Original languageEnglish (US)
Article numbere00498
JournalmSystems
Volume4
Issue number6
DOIs
StatePublished - 2019

Bibliographical note

Funding Information:
T.L.H. and J.R.H. conduct research in Yellowstone National Park under research permit YELL-2018-SCI-7020, issued by the Yellowstone Research Permit Office and reviewed annually. This work was supported by the University of Minnesota. We acknowledge the Minnesota Supercomputing Institute (MSI) at the University of Minnesota for providing resources that contributed to the research results reported within this paper. We are grateful to the entire staff of the Yellowstone Research Permit Office for facilitating the permitting process to perform research in YNP. Special thanks to Annie Carlson and Erik Oberg in the Yellowstone Research Permit Office. We thank C. Grettenberger, A. Czaja, A. Gangidine, and A. Gangidine for technical assistance in the field and A. Borowski and P. Swanson for assistance processing samples in the laboratory.

Funding Information:
T.L.H. and J.R.H. conduct research in Yellowstone National Park under research permit YELL-2018-SCI-7020, issued by the Yellowstone Research Permit Office and reviewed annually. This work was supported by the University of Minnesota. We acknowledge the Minnesota Supercomputing Institute (MSI) at the University of Minnesota for providing resources that contributed to the research results reported within this paper.

Publisher Copyright:
Copyright © 2019 Hamilton et al.

Keywords

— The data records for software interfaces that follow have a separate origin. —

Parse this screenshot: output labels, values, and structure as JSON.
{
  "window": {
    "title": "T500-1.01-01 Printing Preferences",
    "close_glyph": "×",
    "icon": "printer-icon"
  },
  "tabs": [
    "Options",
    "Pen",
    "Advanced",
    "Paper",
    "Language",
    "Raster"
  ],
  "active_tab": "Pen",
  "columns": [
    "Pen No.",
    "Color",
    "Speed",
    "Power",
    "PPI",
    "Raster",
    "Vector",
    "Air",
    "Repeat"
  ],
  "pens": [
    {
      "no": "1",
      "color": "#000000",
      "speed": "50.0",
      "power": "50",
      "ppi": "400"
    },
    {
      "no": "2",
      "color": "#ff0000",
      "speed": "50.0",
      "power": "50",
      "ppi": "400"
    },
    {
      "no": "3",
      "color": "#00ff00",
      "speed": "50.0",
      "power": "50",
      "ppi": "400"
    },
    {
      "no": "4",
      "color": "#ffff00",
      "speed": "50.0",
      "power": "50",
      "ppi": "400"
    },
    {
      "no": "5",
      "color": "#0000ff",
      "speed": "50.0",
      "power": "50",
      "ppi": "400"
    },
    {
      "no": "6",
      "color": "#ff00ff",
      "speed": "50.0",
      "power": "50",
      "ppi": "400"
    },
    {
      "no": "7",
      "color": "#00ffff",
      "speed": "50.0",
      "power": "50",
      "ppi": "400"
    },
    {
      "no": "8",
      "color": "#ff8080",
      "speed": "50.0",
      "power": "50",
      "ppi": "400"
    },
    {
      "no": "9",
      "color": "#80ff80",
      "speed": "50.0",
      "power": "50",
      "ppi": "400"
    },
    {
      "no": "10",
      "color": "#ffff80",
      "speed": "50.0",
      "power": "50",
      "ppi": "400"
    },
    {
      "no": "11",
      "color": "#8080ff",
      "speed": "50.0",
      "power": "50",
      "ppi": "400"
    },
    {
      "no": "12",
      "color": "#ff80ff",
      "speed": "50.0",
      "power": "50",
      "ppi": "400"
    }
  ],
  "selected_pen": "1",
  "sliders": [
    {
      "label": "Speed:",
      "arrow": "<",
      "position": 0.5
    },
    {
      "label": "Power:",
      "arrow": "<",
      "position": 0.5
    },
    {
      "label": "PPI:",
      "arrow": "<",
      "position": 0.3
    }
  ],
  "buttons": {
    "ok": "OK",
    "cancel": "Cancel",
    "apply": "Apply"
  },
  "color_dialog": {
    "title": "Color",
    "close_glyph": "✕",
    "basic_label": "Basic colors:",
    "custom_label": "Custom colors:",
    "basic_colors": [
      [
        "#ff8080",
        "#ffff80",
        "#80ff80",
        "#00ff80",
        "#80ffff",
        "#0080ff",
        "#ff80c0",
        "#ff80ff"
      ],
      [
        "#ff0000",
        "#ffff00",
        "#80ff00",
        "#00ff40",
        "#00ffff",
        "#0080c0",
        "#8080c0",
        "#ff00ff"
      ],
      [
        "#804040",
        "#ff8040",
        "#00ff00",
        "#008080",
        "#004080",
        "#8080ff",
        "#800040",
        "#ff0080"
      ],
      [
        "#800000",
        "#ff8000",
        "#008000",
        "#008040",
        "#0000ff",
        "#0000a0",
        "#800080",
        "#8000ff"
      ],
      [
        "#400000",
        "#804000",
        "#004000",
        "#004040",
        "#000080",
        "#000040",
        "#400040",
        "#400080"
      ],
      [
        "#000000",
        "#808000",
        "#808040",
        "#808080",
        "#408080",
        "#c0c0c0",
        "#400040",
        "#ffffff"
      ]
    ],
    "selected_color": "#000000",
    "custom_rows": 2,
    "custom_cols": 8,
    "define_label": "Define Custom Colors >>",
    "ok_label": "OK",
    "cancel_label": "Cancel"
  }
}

  • Aerobic anoxygenic phototroph
  • Anoxygenic
  • Anoxygenic photosynthesis
  • Chlorobi
  • Chloroflexi
  • Cyanobacteria
  • Hot springs
  • PH
  • Photoassimilation
  • Phototroph
  • Sulfide
  • Temperature
  • Yellowstone National Park

Fingerprint

Dive into the research topics of 'Anoxygenic phototrophs span geochemical gradients and diverse morphologies in terrestrial geothermal springs'. Together they form a unique fingerprint.

Cite this